◆ **PROBLEM TO WORK ON**
Read the records below and copy each line that contains "label".

◆ **DATA EXTRACT**

Content starts

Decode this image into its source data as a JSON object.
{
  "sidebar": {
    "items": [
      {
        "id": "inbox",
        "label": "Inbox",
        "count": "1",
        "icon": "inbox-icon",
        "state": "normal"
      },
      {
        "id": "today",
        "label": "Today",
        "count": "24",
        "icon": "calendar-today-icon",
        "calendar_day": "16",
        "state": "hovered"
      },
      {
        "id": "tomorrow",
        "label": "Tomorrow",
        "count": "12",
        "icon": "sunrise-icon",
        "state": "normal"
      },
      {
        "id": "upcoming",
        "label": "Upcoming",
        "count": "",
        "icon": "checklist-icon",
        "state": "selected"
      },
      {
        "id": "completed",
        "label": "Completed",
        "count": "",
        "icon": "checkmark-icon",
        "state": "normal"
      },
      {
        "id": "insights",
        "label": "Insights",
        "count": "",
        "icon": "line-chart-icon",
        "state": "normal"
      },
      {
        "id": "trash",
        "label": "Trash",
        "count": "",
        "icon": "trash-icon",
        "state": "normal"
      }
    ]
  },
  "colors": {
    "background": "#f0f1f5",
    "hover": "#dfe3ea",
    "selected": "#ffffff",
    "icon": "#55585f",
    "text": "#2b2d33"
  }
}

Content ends

◆ **FINISHED TASK**
        "label": "Inbox",
        "label": "Today",
        "label": "Tomorrow",
        "label": "Upcoming",
        "label": "Completed",
        "label": "Insights",
        "label": "Trash",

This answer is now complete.